Items from an interface collection:
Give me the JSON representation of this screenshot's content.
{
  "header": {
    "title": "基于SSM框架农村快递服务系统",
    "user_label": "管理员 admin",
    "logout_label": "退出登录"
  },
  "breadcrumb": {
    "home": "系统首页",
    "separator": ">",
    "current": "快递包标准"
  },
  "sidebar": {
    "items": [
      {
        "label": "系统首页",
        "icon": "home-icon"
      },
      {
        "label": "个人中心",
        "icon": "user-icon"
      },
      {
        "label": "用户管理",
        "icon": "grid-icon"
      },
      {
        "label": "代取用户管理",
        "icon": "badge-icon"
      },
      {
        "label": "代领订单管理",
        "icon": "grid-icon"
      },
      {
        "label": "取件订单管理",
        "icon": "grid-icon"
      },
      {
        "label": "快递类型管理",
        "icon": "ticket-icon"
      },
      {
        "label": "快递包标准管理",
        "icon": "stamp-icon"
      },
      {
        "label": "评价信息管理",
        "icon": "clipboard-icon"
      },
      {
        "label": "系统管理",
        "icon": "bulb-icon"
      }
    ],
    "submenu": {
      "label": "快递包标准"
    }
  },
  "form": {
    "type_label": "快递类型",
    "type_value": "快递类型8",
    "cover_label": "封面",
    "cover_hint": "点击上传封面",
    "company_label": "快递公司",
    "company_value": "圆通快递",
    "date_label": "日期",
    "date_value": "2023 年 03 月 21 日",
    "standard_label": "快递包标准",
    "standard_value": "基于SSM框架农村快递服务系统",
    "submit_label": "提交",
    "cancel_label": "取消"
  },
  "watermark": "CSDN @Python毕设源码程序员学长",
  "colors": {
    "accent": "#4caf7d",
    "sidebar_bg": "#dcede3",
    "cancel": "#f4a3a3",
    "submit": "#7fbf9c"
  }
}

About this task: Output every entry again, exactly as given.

Response to the exercise:
Give me the JSON representation of this screenshot's content.
{
  "header": {
    "title": "基于SSM框架农村快递服务系统",
    "user_label": "管理员 admin",
    "logout_label": "退出登录"
  },
  "breadcrumb": {
    "home": "系统首页",
    "separator": ">",
    "current": "快递包标准"
  },
  "sidebar": {
    "items": [
      {
        "label": "系统首页",
        "icon": "home-icon"
      },
      {
        "label": "个人中心",
        "icon": "user-icon"
      },
      {
        "label": "用户管理",
        "icon": "grid-icon"
      },
      {
        "label": "代取用户管理",
        "icon": "badge-icon"
      },
      {
        "label": "代领订单管理",
        "icon": "grid-icon"
      },
      {
        "label": "取件订单管理",
        "icon": "grid-icon"
      },
      {
        "label": "快递类型管理",
        "icon": "ticket-icon"
      },
      {
        "label": "快递包标准管理",
        "icon": "stamp-icon"
      },
      {
        "label": "评价信息管理",
        "icon": "clipboard-icon"
      },
      {
        "label": "系统管理",
        "icon": "bulb-icon"
      }
    ],
    "submenu": {
      "label": "快递包标准"
    }
  },
  "form": {
    "type_label": "快递类型",
    "type_value": "快递类型8",
    "cover_label": "封面",
    "cover_hint": "点击上传封面",
    "company_label": "快递公司",
    "company_value": "圆通快递",
    "date_label": "日期",
    "date_value": "2023 年 03 月 21 日",
    "standard_label": "快递包标准",
    "standard_value": "基于SSM框架农村快递服务系统",
    "submit_label": "提交",
    "cancel_label": "取消"
  },
  "watermark": "CSDN @Python毕设源码程序员学长",
  "colors": {
    "accent": "#4caf7d",
    "sidebar_bg": "#dcede3",
    "cancel": "#f4a3a3",
    "submit": "#7fbf9c"
  }
}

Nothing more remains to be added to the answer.